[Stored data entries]
◇ ◇ ◇ ◇ ◇ ◇ ◇

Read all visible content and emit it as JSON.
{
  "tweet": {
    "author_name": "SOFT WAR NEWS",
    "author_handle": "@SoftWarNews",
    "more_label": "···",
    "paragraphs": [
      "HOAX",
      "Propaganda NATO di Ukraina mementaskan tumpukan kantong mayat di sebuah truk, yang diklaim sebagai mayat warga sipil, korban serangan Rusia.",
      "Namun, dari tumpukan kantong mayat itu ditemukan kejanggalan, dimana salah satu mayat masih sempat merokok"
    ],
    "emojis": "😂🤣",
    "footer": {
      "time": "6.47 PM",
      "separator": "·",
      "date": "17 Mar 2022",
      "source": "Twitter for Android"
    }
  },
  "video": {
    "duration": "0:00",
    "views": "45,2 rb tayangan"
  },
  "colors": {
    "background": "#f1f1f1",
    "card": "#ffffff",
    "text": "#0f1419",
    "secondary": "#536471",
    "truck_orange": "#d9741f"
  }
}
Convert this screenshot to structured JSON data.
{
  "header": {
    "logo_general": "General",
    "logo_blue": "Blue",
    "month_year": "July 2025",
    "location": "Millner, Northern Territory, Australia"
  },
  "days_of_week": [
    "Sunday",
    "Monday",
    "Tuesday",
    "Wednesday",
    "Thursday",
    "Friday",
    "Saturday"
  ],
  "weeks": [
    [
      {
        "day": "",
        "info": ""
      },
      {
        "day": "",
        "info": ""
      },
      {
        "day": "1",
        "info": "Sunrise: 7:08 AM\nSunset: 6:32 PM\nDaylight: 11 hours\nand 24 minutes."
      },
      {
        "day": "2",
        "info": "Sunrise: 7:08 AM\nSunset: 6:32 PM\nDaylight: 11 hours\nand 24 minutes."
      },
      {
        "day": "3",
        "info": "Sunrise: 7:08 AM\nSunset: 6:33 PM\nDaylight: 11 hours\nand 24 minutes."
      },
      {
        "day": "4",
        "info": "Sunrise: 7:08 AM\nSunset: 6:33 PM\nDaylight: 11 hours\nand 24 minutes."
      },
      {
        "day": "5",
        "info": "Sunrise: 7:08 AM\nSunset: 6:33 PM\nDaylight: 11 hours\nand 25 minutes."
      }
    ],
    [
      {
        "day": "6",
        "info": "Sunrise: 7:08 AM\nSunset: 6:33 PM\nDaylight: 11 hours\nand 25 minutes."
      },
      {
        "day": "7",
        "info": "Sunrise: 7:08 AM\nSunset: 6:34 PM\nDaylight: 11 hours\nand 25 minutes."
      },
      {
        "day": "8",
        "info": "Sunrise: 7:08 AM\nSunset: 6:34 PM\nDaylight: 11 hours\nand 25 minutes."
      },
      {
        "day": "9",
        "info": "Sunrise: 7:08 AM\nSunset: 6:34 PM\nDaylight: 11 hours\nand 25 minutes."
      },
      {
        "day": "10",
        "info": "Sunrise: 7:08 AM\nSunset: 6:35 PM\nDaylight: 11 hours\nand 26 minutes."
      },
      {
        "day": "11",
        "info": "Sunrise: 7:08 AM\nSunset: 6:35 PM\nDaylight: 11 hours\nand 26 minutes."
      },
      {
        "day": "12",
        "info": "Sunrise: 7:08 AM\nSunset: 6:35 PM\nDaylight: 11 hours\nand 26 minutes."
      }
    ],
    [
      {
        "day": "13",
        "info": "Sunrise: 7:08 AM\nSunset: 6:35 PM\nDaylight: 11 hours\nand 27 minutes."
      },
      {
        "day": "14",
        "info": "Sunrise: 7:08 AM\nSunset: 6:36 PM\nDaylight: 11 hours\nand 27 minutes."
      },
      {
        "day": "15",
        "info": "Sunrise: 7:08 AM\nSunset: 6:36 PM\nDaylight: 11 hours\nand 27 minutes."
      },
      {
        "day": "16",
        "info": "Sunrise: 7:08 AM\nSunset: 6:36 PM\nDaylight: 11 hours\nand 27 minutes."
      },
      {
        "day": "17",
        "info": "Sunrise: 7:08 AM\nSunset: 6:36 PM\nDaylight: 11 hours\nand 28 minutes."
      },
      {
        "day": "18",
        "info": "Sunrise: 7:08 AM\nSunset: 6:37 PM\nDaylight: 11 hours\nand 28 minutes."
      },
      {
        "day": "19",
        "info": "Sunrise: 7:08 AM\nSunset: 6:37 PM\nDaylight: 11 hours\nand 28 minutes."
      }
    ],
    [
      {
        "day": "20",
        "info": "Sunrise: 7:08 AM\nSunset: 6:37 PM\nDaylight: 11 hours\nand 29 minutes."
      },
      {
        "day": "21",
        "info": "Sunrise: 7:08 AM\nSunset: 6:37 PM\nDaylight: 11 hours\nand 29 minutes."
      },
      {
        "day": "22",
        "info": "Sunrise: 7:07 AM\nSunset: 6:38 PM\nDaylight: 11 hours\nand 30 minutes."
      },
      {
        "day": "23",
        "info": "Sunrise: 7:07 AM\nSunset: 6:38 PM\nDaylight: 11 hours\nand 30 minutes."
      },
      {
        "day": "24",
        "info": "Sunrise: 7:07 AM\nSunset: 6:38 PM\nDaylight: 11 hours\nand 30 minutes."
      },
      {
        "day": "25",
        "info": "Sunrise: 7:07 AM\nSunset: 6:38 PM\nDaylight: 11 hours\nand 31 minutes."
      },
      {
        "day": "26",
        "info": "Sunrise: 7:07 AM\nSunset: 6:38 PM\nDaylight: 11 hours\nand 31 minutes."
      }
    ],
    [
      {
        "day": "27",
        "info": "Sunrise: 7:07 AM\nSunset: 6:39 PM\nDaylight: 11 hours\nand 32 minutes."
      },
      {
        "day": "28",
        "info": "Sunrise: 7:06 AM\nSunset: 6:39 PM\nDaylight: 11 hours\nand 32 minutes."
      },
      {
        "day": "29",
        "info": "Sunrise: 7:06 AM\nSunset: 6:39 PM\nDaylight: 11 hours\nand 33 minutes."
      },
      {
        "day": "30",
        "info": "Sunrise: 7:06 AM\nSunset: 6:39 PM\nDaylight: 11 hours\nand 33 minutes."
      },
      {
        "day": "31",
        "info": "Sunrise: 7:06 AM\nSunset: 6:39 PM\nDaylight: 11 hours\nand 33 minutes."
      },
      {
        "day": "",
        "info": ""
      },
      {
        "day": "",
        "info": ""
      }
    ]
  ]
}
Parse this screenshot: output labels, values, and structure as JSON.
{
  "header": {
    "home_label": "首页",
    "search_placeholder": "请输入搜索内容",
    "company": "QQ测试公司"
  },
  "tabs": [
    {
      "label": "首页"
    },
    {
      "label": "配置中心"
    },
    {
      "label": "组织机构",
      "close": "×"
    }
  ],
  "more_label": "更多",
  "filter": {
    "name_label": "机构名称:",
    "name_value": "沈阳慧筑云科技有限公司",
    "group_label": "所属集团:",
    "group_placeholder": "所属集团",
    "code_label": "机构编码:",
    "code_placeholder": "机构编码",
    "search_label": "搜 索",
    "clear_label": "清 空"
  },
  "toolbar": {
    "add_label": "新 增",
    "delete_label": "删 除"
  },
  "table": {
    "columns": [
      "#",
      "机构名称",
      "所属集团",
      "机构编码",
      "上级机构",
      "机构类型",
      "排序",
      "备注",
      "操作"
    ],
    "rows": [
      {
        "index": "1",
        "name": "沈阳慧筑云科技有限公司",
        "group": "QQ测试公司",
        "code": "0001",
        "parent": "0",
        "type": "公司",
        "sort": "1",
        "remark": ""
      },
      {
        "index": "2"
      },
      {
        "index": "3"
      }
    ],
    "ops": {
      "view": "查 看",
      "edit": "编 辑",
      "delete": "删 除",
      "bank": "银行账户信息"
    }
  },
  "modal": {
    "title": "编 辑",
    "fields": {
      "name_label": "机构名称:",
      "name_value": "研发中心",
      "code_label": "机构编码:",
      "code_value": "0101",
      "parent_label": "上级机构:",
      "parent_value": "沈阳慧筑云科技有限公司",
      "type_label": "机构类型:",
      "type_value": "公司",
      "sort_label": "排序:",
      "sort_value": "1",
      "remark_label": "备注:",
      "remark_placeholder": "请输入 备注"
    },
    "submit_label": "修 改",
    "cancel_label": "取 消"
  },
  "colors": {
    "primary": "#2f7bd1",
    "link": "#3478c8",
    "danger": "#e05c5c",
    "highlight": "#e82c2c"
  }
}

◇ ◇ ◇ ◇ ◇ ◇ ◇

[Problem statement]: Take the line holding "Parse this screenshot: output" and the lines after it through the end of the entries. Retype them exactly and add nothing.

[Solution]:
Parse this screenshot: output labels, values, and structure as JSON.
{
  "header": {
    "home_label": "首页",
    "search_placeholder": "请输入搜索内容",
    "company": "QQ测试公司"
  },
  "tabs": [
    {
      "label": "首页"
    },
    {
      "label": "配置中心"
    },
    {
      "label": "组织机构",
      "close": "×"
    }
  ],
  "more_label": "更多",
  "filter": {
    "name_label": "机构名称:",
    "name_value": "沈阳慧筑云科技有限公司",
    "group_label": "所属集团:",
    "group_placeholder": "所属集团",
    "code_label": "机构编码:",
    "code_placeholder": "机构编码",
    "search_label": "搜 索",
    "clear_label": "清 空"
  },
  "toolbar": {
    "add_label": "新 增",
    "delete_label": "删 除"
  },
  "table": {
    "columns": [
      "#",
      "机构名称",
      "所属集团",
      "机构编码",
      "上级机构",
      "机构类型",
      "排序",
      "备注",
      "操作"
    ],
    "rows": [
      {
        "index": "1",
        "name": "沈阳慧筑云科技有限公司",
        "group": "QQ测试公司",
        "code": "0001",
        "parent": "0",
        "type": "公司",
        "sort": "1",
        "remark": ""
      },
      {
        "index": "2"
      },
      {
        "index": "3"
      }
    ],
    "ops": {
      "view": "查 看",
      "edit": "编 辑",
      "delete": "删 除",
      "bank": "银行账户信息"
    }
  },
  "modal": {
    "title": "编 辑",
    "fields": {
      "name_label": "机构名称:",
      "name_value": "研发中心",
      "code_label": "机构编码:",
      "code_value": "0101",
      "parent_label": "上级机构:",
      "parent_value": "沈阳慧筑云科技有限公司",
      "type_label": "机构类型:",
      "type_value": "公司",
      "sort_label": "排序:",
      "sort_value": "1",
      "remark_label": "备注:",
      "remark_placeholder": "请输入 备注"
    },
    "submit_label": "修 改",
    "cancel_label": "取 消"
  },
  "colors": {
    "primary": "#2f7bd1",
    "link": "#3478c8",
    "danger": "#e05c5c",
    "highlight": "#e82c2c"
  }
}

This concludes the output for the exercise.